%%

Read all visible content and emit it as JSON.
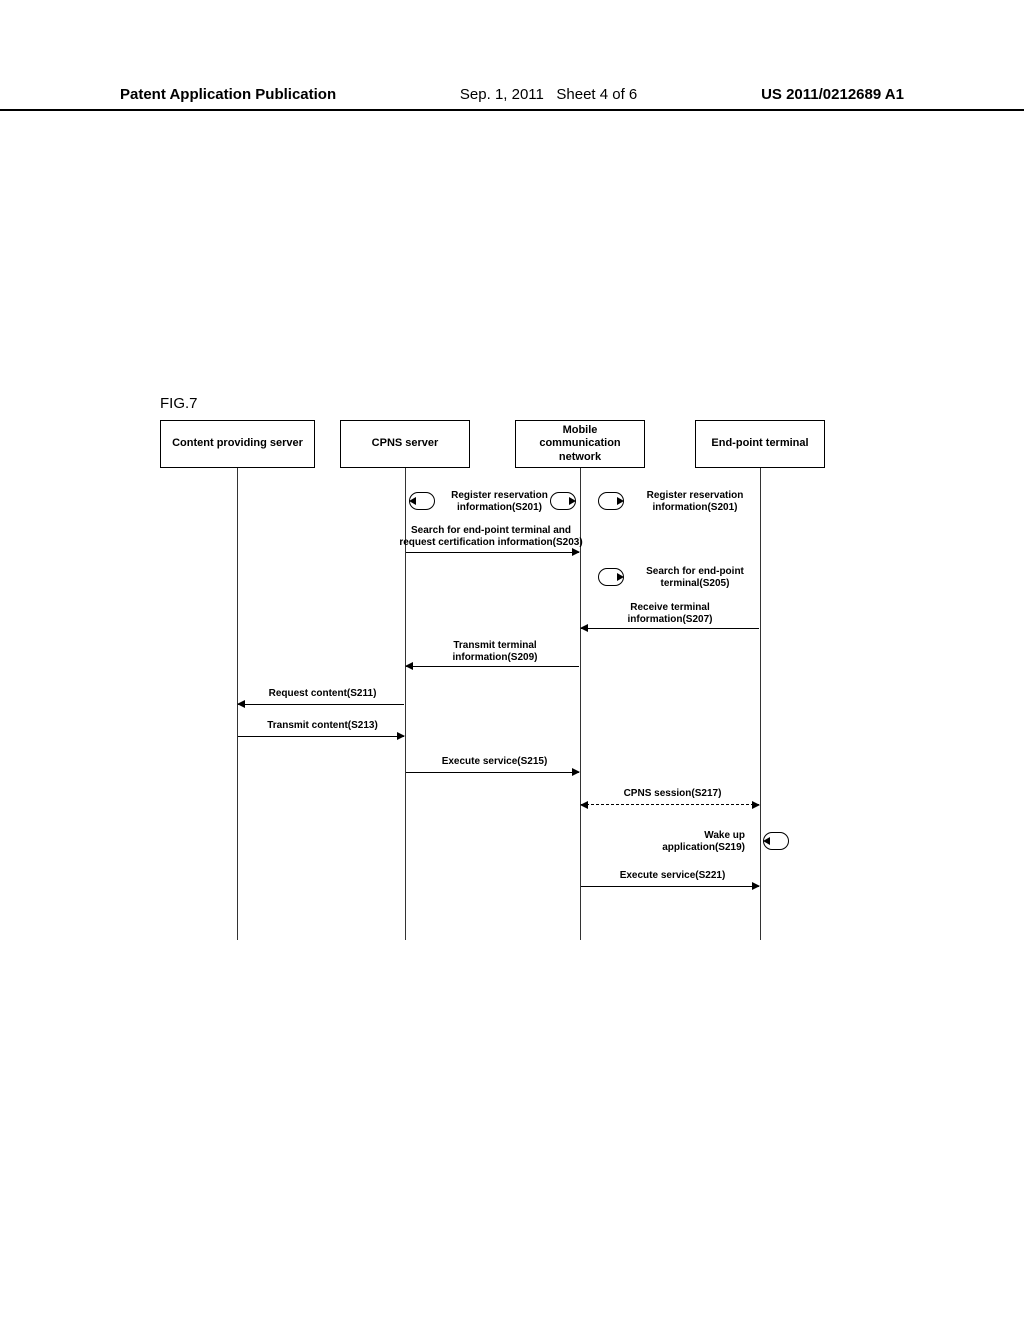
{
  "header": {
    "left": "Patent Application Publication",
    "center": "Sep. 1, 2011   Sheet 4 of 6",
    "right": "US 2011/0212689 A1"
  },
  "figure_label": "FIG.7",
  "participants": {
    "content_server": "Content providing server",
    "cpns_server": "CPNS server",
    "mobile_net": "Mobile\ncommunication\nnetwork",
    "endpoint": "End-point terminal"
  },
  "messages": {
    "s201a": "Register reservation\ninformation(S201)",
    "s201b": "Register reservation\ninformation(S201)",
    "s203": "Search for end-point terminal and\nrequest certification information(S203)",
    "s205": "Search for end-point\nterminal(S205)",
    "s207": "Receive terminal\ninformation(S207)",
    "s209": "Transmit terminal\ninformation(S209)",
    "s211": "Request content(S211)",
    "s213": "Transmit content(S213)",
    "s215": "Execute service(S215)",
    "s217": "CPNS session(S217)",
    "s219": "Wake up\napplication(S219)",
    "s221": "Execute service(S221)"
  }
}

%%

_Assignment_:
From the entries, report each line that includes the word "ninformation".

_Result of the exercise_:
    "s201a": "Register reservation\ninformation(S201)",
    "s201b": "Register reservation\ninformation(S201)",
    "s207": "Receive terminal\ninformation(S207)",
    "s209": "Transmit terminal\ninformation(S209)",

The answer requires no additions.